## Material for the task
/---
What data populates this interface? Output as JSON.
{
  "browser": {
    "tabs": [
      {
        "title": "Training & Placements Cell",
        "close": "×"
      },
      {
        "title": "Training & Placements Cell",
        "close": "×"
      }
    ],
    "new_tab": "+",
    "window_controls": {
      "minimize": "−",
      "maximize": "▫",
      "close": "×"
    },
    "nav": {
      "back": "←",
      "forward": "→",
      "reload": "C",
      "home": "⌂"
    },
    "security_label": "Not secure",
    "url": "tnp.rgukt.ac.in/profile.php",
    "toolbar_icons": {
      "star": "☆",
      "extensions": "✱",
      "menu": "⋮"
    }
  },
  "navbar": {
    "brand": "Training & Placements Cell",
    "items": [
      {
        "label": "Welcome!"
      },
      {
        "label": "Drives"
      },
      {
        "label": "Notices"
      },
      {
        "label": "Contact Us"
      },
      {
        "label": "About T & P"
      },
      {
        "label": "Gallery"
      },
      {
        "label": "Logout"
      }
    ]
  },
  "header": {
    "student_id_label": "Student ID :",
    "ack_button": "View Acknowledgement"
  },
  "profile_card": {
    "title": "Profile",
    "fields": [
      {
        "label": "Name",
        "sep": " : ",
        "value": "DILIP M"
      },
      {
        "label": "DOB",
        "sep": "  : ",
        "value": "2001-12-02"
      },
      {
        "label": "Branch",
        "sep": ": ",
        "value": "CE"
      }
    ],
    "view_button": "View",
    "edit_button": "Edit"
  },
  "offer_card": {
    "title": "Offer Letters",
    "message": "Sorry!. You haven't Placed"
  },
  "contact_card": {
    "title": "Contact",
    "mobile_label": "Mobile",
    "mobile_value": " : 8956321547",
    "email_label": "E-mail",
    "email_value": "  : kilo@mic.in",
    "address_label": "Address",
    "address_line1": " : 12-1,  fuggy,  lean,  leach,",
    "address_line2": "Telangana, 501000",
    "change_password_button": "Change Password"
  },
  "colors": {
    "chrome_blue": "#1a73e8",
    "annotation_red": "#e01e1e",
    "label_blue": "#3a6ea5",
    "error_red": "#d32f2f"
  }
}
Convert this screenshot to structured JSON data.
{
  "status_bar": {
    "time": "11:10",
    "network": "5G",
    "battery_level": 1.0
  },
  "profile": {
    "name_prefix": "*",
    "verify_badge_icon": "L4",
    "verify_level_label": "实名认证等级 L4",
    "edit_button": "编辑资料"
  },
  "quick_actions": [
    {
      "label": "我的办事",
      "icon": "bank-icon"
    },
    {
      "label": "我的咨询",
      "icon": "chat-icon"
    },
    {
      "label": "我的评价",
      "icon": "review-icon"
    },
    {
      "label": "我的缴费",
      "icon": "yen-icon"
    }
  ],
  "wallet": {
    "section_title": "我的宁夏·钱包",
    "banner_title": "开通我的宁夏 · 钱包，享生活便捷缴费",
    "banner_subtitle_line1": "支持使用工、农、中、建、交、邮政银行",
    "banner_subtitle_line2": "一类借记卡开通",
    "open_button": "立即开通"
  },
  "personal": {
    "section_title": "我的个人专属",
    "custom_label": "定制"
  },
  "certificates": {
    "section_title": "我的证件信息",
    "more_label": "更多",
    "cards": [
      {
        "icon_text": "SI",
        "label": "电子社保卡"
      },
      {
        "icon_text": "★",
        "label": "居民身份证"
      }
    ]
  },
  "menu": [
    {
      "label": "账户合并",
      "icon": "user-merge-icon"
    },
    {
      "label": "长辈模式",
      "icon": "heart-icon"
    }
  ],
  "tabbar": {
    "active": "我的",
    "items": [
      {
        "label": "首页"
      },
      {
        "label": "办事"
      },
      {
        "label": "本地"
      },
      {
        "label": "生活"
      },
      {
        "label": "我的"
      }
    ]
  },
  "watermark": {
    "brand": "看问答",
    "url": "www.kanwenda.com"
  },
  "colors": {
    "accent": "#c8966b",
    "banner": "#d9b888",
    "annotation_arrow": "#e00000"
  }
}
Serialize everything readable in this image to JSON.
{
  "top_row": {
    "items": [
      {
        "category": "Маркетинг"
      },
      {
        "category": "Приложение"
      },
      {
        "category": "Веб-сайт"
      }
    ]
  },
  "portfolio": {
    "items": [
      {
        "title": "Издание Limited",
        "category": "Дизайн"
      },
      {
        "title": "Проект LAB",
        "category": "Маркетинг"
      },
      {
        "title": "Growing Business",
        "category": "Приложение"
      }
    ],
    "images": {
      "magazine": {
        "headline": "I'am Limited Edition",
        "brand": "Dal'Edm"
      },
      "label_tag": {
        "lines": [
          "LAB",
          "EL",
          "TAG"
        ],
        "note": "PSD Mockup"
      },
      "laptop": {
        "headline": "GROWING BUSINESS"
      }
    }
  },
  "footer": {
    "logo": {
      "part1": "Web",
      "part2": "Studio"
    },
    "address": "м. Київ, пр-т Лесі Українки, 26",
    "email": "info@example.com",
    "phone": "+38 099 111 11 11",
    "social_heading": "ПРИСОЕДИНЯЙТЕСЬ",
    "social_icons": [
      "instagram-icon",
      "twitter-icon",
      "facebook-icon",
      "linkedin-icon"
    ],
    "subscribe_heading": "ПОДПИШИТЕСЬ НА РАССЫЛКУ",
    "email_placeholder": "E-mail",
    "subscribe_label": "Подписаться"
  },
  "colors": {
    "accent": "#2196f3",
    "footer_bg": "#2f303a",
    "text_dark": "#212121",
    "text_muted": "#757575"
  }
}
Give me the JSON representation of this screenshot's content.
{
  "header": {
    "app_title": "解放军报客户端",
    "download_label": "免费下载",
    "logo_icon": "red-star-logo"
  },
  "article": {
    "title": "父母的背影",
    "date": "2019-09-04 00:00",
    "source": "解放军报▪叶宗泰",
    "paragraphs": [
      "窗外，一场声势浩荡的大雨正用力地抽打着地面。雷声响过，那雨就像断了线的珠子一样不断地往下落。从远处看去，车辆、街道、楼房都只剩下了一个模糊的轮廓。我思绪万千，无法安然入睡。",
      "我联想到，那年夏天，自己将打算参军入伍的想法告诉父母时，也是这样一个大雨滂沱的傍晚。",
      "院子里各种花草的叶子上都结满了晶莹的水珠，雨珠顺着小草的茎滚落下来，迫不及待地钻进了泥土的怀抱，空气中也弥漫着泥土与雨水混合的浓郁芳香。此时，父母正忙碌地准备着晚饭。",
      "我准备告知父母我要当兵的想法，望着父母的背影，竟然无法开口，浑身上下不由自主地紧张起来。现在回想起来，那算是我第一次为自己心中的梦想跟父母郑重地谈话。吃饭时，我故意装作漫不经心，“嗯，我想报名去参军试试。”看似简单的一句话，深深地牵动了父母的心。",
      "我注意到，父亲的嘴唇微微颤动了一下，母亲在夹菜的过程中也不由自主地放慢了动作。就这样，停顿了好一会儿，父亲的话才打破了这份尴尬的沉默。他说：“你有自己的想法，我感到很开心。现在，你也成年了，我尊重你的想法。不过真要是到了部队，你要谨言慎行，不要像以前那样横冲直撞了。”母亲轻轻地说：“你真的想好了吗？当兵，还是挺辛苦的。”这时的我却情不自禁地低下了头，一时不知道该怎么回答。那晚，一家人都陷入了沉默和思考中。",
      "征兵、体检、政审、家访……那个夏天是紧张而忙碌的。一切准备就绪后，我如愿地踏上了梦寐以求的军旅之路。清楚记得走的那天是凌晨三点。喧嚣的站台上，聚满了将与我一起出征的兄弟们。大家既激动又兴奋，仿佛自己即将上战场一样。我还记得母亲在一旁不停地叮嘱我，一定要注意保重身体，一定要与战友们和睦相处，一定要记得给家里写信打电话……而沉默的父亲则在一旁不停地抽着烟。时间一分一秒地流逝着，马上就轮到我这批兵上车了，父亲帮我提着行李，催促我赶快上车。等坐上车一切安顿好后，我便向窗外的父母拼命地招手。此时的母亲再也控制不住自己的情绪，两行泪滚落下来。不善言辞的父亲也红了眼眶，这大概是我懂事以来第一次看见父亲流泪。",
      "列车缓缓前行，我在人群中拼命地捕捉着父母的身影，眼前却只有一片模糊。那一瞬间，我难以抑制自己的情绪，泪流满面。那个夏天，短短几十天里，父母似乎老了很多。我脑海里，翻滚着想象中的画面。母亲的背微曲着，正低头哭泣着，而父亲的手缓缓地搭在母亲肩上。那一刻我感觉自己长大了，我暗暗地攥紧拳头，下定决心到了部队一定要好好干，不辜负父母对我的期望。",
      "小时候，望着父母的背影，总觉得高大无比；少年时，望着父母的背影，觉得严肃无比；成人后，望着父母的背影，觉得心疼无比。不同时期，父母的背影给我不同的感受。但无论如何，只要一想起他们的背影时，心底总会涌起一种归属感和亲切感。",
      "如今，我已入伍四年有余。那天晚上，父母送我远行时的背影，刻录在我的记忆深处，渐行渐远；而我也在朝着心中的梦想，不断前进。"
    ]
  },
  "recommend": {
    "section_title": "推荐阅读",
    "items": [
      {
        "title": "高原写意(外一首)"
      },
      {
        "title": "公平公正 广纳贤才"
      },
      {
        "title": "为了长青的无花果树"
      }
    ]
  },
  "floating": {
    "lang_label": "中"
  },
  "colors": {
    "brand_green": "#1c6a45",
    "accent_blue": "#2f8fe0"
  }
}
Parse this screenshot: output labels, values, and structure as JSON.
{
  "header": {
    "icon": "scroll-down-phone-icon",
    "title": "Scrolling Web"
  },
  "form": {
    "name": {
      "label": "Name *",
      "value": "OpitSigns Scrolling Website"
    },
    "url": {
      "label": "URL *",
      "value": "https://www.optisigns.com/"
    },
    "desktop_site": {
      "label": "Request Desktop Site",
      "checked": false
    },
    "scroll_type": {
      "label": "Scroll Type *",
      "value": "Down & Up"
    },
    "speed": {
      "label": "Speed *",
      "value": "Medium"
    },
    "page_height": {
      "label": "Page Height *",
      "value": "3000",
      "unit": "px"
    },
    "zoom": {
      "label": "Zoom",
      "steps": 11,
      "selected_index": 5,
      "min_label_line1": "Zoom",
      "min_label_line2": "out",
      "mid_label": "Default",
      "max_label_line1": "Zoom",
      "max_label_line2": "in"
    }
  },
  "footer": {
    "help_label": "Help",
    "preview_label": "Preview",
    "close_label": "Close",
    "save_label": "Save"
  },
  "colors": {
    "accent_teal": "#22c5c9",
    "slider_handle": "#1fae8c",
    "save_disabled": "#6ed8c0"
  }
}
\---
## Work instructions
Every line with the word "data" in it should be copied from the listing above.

## Response to the task
What data populates this interface? Output as JSON.
Convert this screenshot to structured JSON data.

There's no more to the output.